The gallery does not disclose which if any are for sale, but ten are in private collections — one belongs to mega-collector Steven Cohen — and therefore free game for lustful buyers. It may be years before we know if any of them change hand as a result of the exhibition, but it seems likely that anyone recently interested in acquiring a painting from Monet’s “Water Lilies” series would have sought to do so in the back room at Gagosian’s rather than amid the adrenalized competition at Christie’s.
(The show remains open only until Saturday evening at 6pm, but the gallery web site offers a video with commentary by curator Paul Hayes Tucker.)
I was in good form when I visited the show. I was rested and relatively free from preoccupation, ready to make way for slow time. But my encounter was diminished by other factors mainly having to do with the installation. Though sensibly a rough chronology, it is far from optimal.
Art responds to context, by which I mean the physical setting and its ambience. The commercial nature of Gagosian’s was not enough to deflect my aesthetic experience of the works, but the architecture and design of the show were. The hard surfaces, sharp angles, glossy gun-metal-grey floor and pale-grey dry walls of the industrial chamber felt inhospitable, perhaps even inimical to the painterly arabesques and delicate sfumato spumes of Monet’s colored mists.
Here, locked within the cold clinical vault, the paintings were like patients etherized upon the table. And it did not help that I shared my visit with a throng of fellow aficionados. It wasn’t the shoulder-to-shoulder discomfort engendered by the Art Institute of Chicago’s superb but overpacked retrospective of 1995, but it was enough to disturb and distract.
Impressionist paintings are at home with carpet or parquet, fabric walls with boiseries and moldings, chandeliers, pier tables and Louis XVI upholstered chairs. They had such a setting for the last Monet retrospective in New York, organized in 2007 by another commercial gallery, Wildenstein’s, and held in that establishment’s Upper East Side mansion. (By contrast, the late-career still-lifes by Roy Lichtenstein filling Gagosian’s sprawling West 24th Street space sing. Their crisply delineated forms, broad flat fields of color, and mechanical style are right at home in cool white cubes.)
Never mind. Gagosian’s late Monet exhibit is a must-see panoply of paintings so lush they inexorably renew our jaded eye for Impressionism. Eleven works from Musée Marmottan alone are worth the trip, and there are more loans from museums in Chicago, Honolulu and Japan. Nine works have not been seen before in the U.S., and a picture of the Japanese Bridge, ca. 1919-24, from a Canadian private collection, has not been exhibited at all. Painted in vibrant gold and red with the expressionistic intensity of Van Gogh, the 18 x 36-inch canvas it is one of the most powerful works in the show.

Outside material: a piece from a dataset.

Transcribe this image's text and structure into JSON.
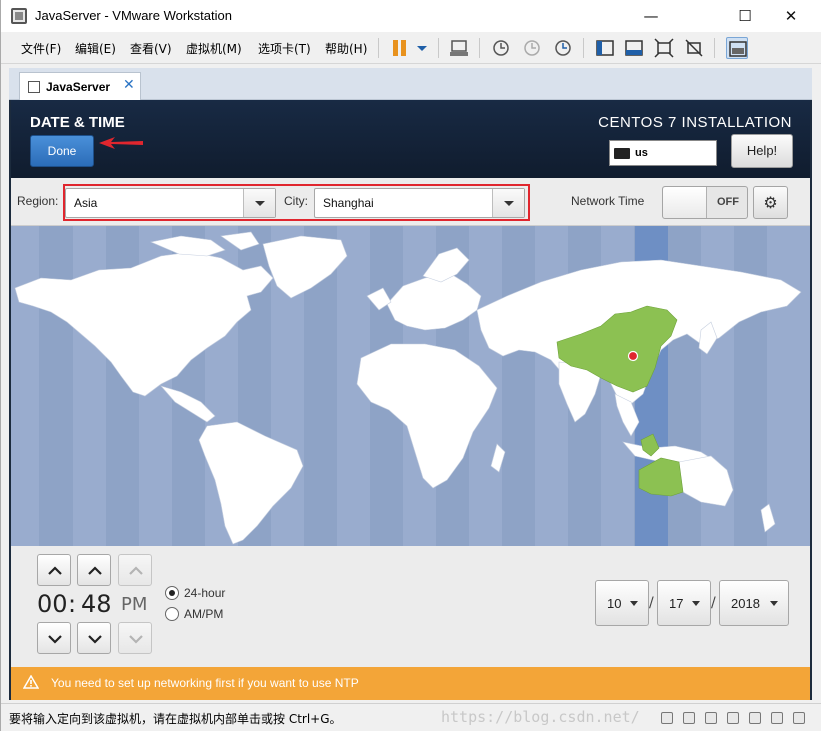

The third and final room features studies for the great mural Monet made for the Orangerie in Paris, some of them thinly painted experiements perhaps never finished, but remarkable and pleasing nonetheless.

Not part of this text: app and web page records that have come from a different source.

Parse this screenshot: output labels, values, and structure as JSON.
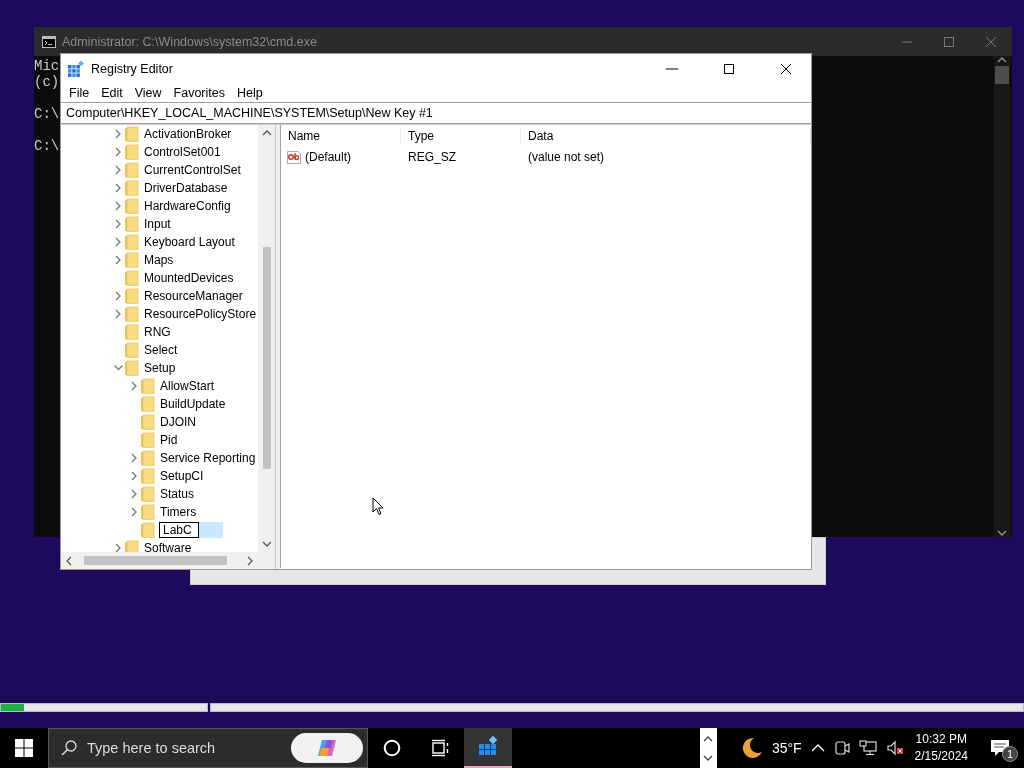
{
  "cmd_window": {
    "title": "Administrator: C:\\Windows\\system32\\cmd.exe",
    "blocks": [
      {
        "lines": [
          "Mic",
          "(c)"
        ]
      },
      {
        "lines": [
          "C:\\"
        ]
      },
      {
        "lines": [
          "C:\\"
        ]
      }
    ]
  },
  "regedit": {
    "title": "Registry Editor",
    "menu": [
      "File",
      "Edit",
      "View",
      "Favorites",
      "Help"
    ],
    "address": "Computer\\HKEY_LOCAL_MACHINE\\SYSTEM\\Setup\\New Key #1",
    "tree": [
      {
        "label": "ActivationBroker",
        "kind": "branch",
        "expanded": false,
        "selected": false
      },
      {
        "label": "ControlSet001",
        "kind": "branch",
        "expanded": false,
        "selected": false
      },
      {
        "label": "CurrentControlSet",
        "kind": "branch",
        "expanded": false,
        "selected": false
      },
      {
        "label": "DriverDatabase",
        "kind": "branch",
        "expanded": false,
        "selected": false
      },
      {
        "label": "HardwareConfig",
        "kind": "branch",
        "expanded": false,
        "selected": false
      },
      {
        "label": "Input",
        "kind": "branch",
        "expanded": false,
        "selected": false
      },
      {
        "label": "Keyboard Layout",
        "kind": "branch",
        "expanded": false,
        "selected": false
      },
      {
        "label": "Maps",
        "kind": "branch",
        "expanded": false,
        "selected": false
      },
      {
        "label": "MountedDevices",
        "kind": "leaf",
        "selected": false
      },
      {
        "label": "ResourceManager",
        "kind": "branch",
        "expanded": false,
        "selected": false
      },
      {
        "label": "ResourcePolicyStore",
        "kind": "branch",
        "expanded": false,
        "selected": false
      },
      {
        "label": "RNG",
        "kind": "leaf",
        "selected": false
      },
      {
        "label": "Select",
        "kind": "leaf",
        "selected": false
      },
      {
        "label": "Setup",
        "kind": "branch",
        "expanded": true,
        "selected": false,
        "children": [
          {
            "label": "AllowStart",
            "kind": "branch",
            "expanded": false,
            "selected": false
          },
          {
            "label": "BuildUpdate",
            "kind": "leaf",
            "selected": false
          },
          {
            "label": "DJOIN",
            "kind": "leaf",
            "selected": false
          },
          {
            "label": "Pid",
            "kind": "leaf",
            "selected": false
          },
          {
            "label": "Service Reporting",
            "kind": "branch",
            "expanded": false,
            "selected": false
          },
          {
            "label": "SetupCI",
            "kind": "branch",
            "expanded": false,
            "selected": false
          },
          {
            "label": "Status",
            "kind": "branch",
            "expanded": false,
            "selected": false
          },
          {
            "label": "Timers",
            "kind": "branch",
            "expanded": false,
            "selected": false
          },
          {
            "label": "LabC",
            "kind": "rename",
            "selected": true
          }
        ]
      },
      {
        "label": "Software",
        "kind": "branch",
        "expanded": false,
        "selected": false
      }
    ],
    "columns": [
      "Name",
      "Type",
      "Data"
    ],
    "rows": [
      {
        "name": "(Default)",
        "type": "REG_SZ",
        "data": "(value not set)"
      }
    ]
  },
  "progress_bars": [
    {
      "level": 0.11
    }
  ],
  "taskbar": {
    "search": {
      "placeholder": "Type here to search"
    },
    "buttons": [
      {
        "kind": "cortana",
        "selected": false
      },
      {
        "kind": "task-view",
        "selected": false
      },
      {
        "kind": "regedit",
        "selected": true
      }
    ],
    "weather": {
      "temperature": "35°F"
    },
    "clock": {
      "time": "10:32 PM",
      "date": "2/15/2024"
    },
    "notifications": {
      "count": "1"
    }
  }
}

It’s worth noting that the exhibition surpasses in scale and interest the meretriciously titled “Monet’s Water Lilies” show at MoMA earlier this year, a one-room installation of an arbitrary array of half a dozen works. Intended mainly to use the Monet name to bolster attendance, the primary scholarly value of the undertaking was the modest but readable catalogue about Monet and Giverny. Gagosian hired guest curator Paul Hayes Tucker, an art historian at the University of Massachusetts, Boston and a leading expert in Impressionism. His essay for the Gagosian catalogue chronicles Monet’s shifting style and sensibility over the course of his engagement with his garden. (The book also reprints in translation a lyrical 1962 magazine essay by Michael Butor, a Monet chronology by Charles Stuckey excerpted from the catalogue of the Chicago retrospective that he co-curated, and a bibliography of reviews by Claire Durand-Ruel Snollaerts.)
As an expression of a commercial gallery’s economic clout it would be hard to top putting on a Monet exhibition. It’s not clear what’s for sale. Six works dating from 1904-08 and four later ones are from private collections, including two from the collection of the late great Swiss dealer Ernst Beyeler. Gagosian may have spent millions to mount and insure the show, but if he identifies a buyer for one or two of the works – he knows their owners and can serve as intermediary with a buyer – he stands to make back his investment and more.